§ TASK STATEMENT:
The records must be retyped exactly, with no pictures included.

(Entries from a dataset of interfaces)
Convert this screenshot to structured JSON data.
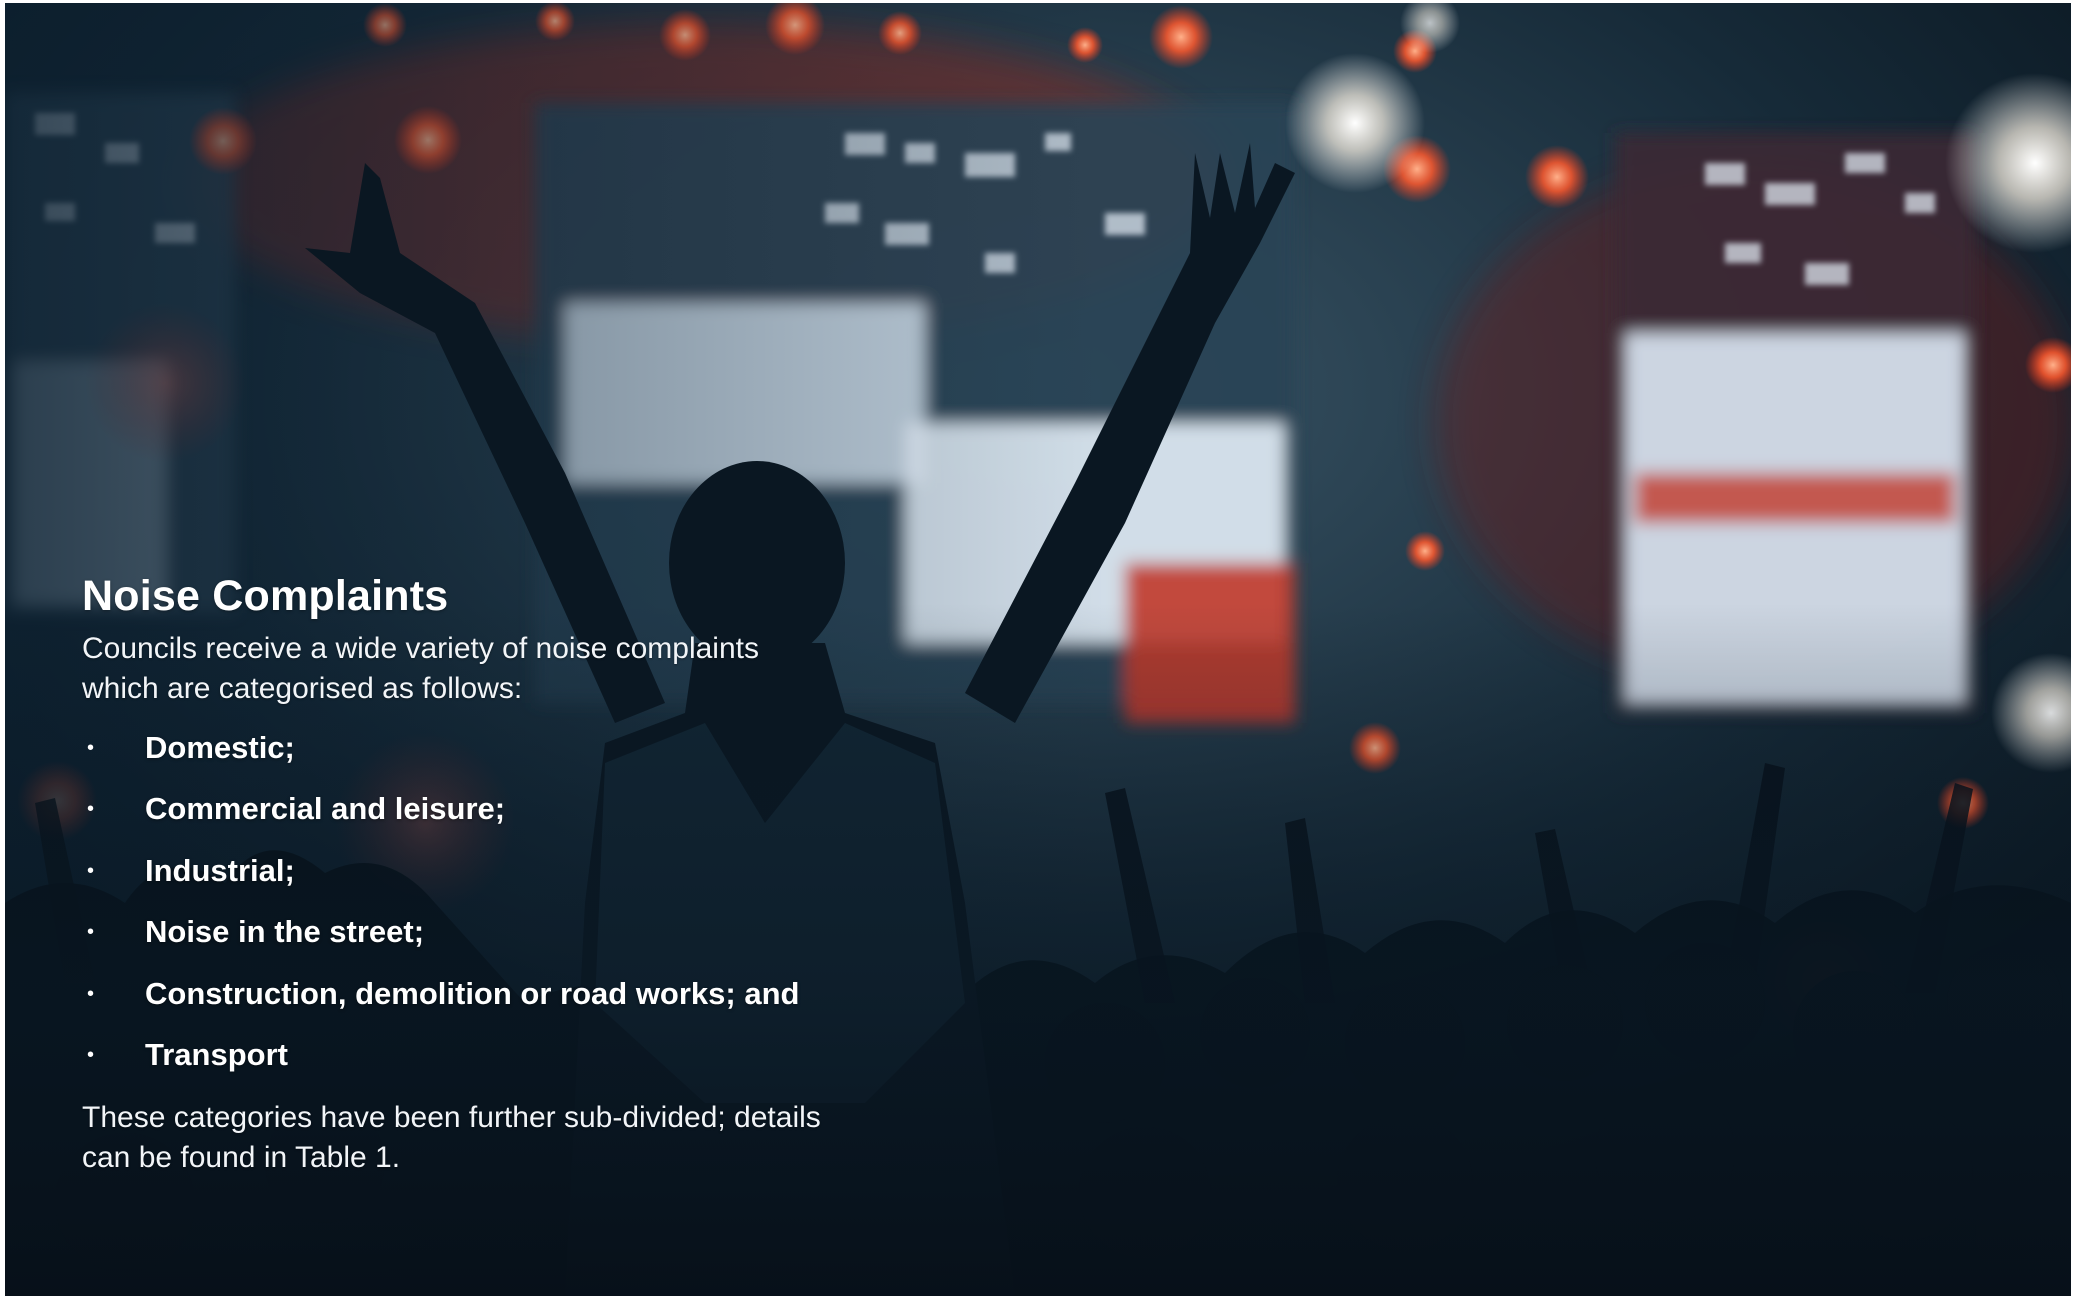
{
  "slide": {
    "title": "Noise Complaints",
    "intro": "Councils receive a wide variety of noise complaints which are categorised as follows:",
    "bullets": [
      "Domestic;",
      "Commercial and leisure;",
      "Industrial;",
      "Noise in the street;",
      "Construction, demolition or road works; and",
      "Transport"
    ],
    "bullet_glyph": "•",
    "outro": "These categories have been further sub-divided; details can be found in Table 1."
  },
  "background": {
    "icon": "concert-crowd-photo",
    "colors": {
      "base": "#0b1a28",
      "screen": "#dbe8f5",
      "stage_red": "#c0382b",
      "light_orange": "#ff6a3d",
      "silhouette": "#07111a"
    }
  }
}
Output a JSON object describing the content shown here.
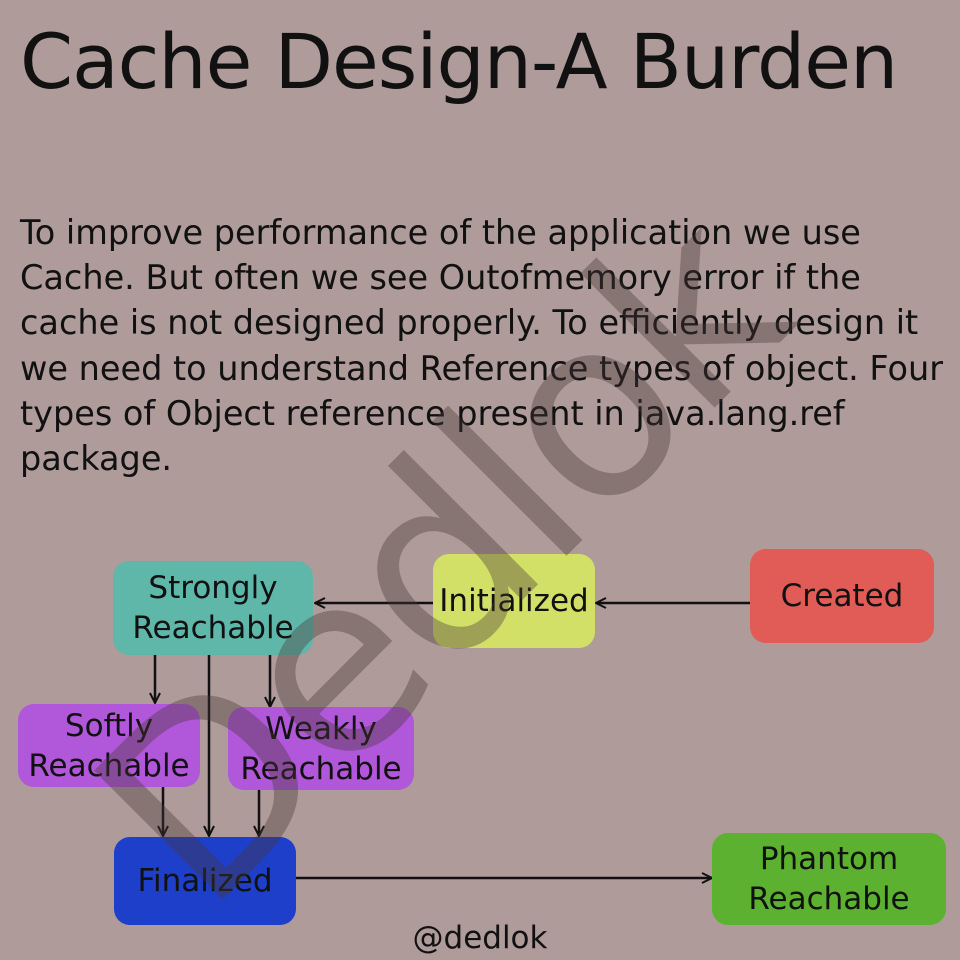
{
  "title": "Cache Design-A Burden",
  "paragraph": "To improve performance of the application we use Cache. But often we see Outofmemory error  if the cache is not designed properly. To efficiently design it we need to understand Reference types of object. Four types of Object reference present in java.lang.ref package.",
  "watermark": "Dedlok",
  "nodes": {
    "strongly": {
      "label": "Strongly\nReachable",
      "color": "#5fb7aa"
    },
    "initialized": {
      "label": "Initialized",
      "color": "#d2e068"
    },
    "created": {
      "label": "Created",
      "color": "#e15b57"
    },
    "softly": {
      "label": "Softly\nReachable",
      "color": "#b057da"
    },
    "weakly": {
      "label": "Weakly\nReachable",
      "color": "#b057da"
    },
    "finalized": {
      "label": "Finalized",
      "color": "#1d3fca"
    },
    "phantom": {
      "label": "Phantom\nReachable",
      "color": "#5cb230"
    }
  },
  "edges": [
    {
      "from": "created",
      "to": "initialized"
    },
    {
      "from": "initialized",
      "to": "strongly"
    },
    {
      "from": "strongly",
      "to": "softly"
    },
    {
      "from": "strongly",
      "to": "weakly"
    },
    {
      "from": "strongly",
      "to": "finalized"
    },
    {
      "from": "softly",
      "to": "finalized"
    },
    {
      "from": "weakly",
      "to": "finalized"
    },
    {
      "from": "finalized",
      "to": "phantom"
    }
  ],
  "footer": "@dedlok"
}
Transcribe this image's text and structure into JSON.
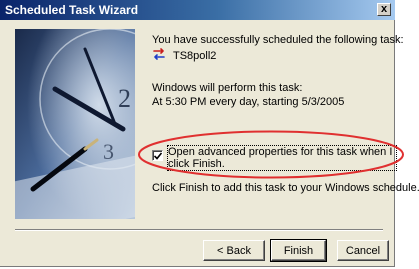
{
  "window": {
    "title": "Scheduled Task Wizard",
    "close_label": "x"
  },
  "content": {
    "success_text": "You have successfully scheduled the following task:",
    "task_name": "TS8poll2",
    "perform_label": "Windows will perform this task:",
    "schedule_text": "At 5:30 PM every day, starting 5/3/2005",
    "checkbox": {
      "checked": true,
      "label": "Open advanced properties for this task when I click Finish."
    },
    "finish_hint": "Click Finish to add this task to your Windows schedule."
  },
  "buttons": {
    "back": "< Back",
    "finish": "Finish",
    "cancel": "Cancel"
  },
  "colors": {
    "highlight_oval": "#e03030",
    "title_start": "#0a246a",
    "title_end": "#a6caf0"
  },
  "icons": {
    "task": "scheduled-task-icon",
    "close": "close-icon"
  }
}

§ EXERCISE SOLUTION:
Convert this screenshot to structured JSON data.
{
  "slide": {
    "title": "Noise Complaints",
    "intro": "Councils receive a wide variety of noise complaints which are categorised as follows:",
    "bullets": [
      "Domestic;",
      "Commercial and leisure;",
      "Industrial;",
      "Noise in the street;",
      "Construction, demolition or road works; and",
      "Transport"
    ],
    "bullet_glyph": "•",
    "outro": "These categories have been further sub-divided; details can be found in Table 1."
  },
  "background": {
    "icon": "concert-crowd-photo",
    "colors": {
      "base": "#0b1a28",
      "screen": "#dbe8f5",
      "stage_red": "#c0382b",
      "light_orange": "#ff6a3d",
      "silhouette": "#07111a"
    }
  }
}
Output a JSON object describing the content shown here.
{
  "title": "Cache Design-A Burden",
  "paragraph": "To improve performance of the application we use Cache. But often we see Outofmemory error  if the cache is not designed properly. To efficiently design it we need to understand Reference types of object. Four types of Object reference present in java.lang.ref package.",
  "watermark": "Dedlok",
  "nodes": {
    "strongly": {
      "label": "Strongly\nReachable",
      "color": "#5fb7aa"
    },
    "initialized": {
      "label": "Initialized",
      "color": "#d2e068"
    },
    "created": {
      "label": "Created",
      "color": "#e15b57"
    },
    "softly": {
      "label": "Softly\nReachable",
      "color": "#b057da"
    },
    "weakly": {
      "label": "Weakly\nReachable",
      "color": "#b057da"
    },
    "finalized": {
      "label": "Finalized",
      "color": "#1d3fca"
    },
    "phantom": {
      "label": "Phantom\nReachable",
      "color": "#5cb230"
    }
  },
  "edges": [
    {
      "from": "created",
      "to": "initialized"
    },
    {
      "from": "initialized",
      "to": "strongly"
    },
    {
      "from": "strongly",
      "to": "softly"
    },
    {
      "from": "strongly",
      "to": "weakly"
    },
    {
      "from": "strongly",
      "to": "finalized"
    },
    {
      "from": "softly",
      "to": "finalized"
    },
    {
      "from": "weakly",
      "to": "finalized"
    },
    {
      "from": "finalized",
      "to": "phantom"
    }
  ],
  "footer": "@dedlok"
}
Transcribe this image's text and structure into JSON.
{
  "window": {
    "title": "Scheduled Task Wizard",
    "close_label": "x"
  },
  "content": {
    "success_text": "You have successfully scheduled the following task:",
    "task_name": "TS8poll2",
    "perform_label": "Windows will perform this task:",
    "schedule_text": "At 5:30 PM every day, starting 5/3/2005",
    "checkbox": {
      "checked": true,
      "label": "Open advanced properties for this task when I click Finish."
    },
    "finish_hint": "Click Finish to add this task to your Windows schedule."
  },
  "buttons": {
    "back": "< Back",
    "finish": "Finish",
    "cancel": "Cancel"
  },
  "colors": {
    "highlight_oval": "#e03030",
    "title_start": "#0a246a",
    "title_end": "#a6caf0"
  },
  "icons": {
    "task": "scheduled-task-icon",
    "close": "close-icon"
  }
}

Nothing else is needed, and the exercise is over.